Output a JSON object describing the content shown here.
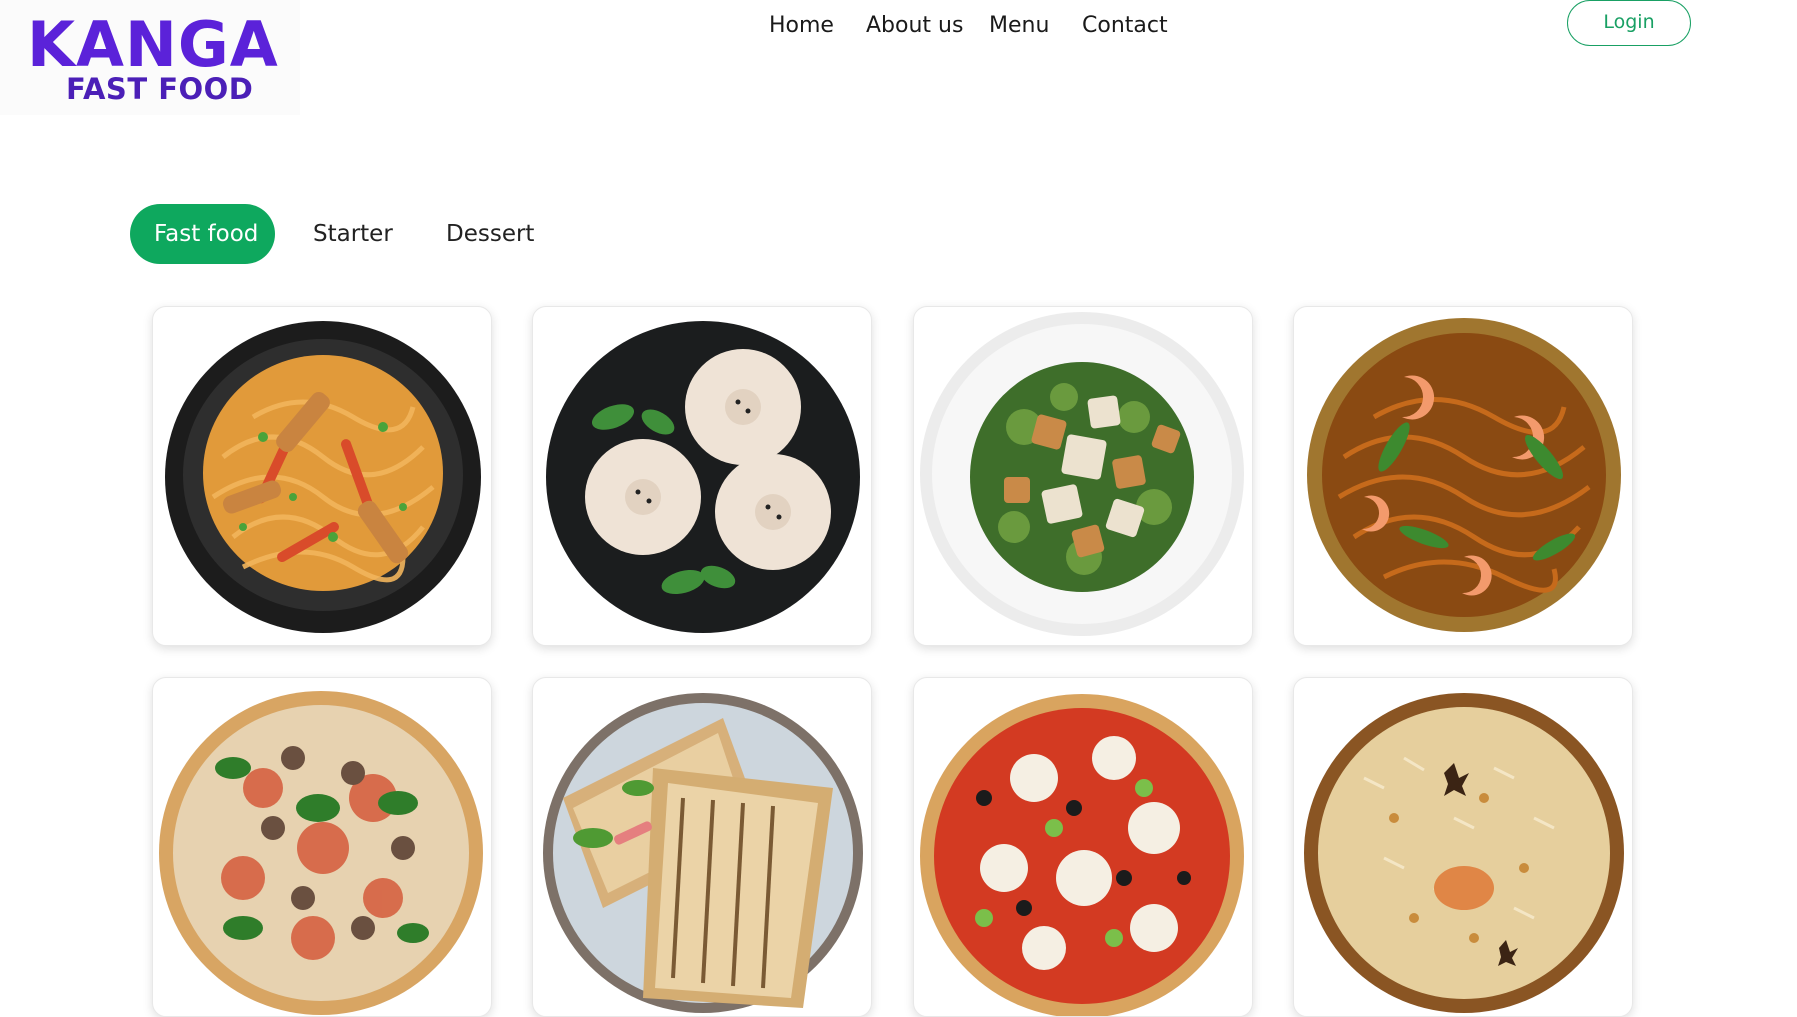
{
  "logo": {
    "brand": "KANGA",
    "tagline": "FAST FOOD"
  },
  "nav": {
    "items": [
      "Home",
      "About us",
      "Menu",
      "Contact"
    ]
  },
  "auth": {
    "login_label": "Login"
  },
  "categories": {
    "tabs": [
      "Fast food",
      "Starter",
      "Dessert"
    ],
    "active": "Fast food"
  },
  "menu_items": [
    {
      "icon": "noodles-icon"
    },
    {
      "icon": "dumplings-icon"
    },
    {
      "icon": "salad-icon"
    },
    {
      "icon": "shrimp-noodles-icon"
    },
    {
      "icon": "pizza-icon"
    },
    {
      "icon": "sandwich-icon"
    },
    {
      "icon": "pizza-icon"
    },
    {
      "icon": "biryani-icon"
    }
  ],
  "colors": {
    "brand_purple": "#5b22d9",
    "accent_green": "#0ea85e",
    "login_border": "#19a064"
  }
}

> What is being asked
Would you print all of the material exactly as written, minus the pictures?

> Answer to the exercise
Output a JSON object describing the content shown here.
{
  "logo": {
    "brand": "KANGA",
    "tagline": "FAST FOOD"
  },
  "nav": {
    "items": [
      "Home",
      "About us",
      "Menu",
      "Contact"
    ]
  },
  "auth": {
    "login_label": "Login"
  },
  "categories": {
    "tabs": [
      "Fast food",
      "Starter",
      "Dessert"
    ],
    "active": "Fast food"
  },
  "menu_items": [
    {
      "icon": "noodles-icon"
    },
    {
      "icon": "dumplings-icon"
    },
    {
      "icon": "salad-icon"
    },
    {
      "icon": "shrimp-noodles-icon"
    },
    {
      "icon": "pizza-icon"
    },
    {
      "icon": "sandwich-icon"
    },
    {
      "icon": "pizza-icon"
    },
    {
      "icon": "biryani-icon"
    }
  ],
  "colors": {
    "brand_purple": "#5b22d9",
    "accent_green": "#0ea85e",
    "login_border": "#19a064"
  }
}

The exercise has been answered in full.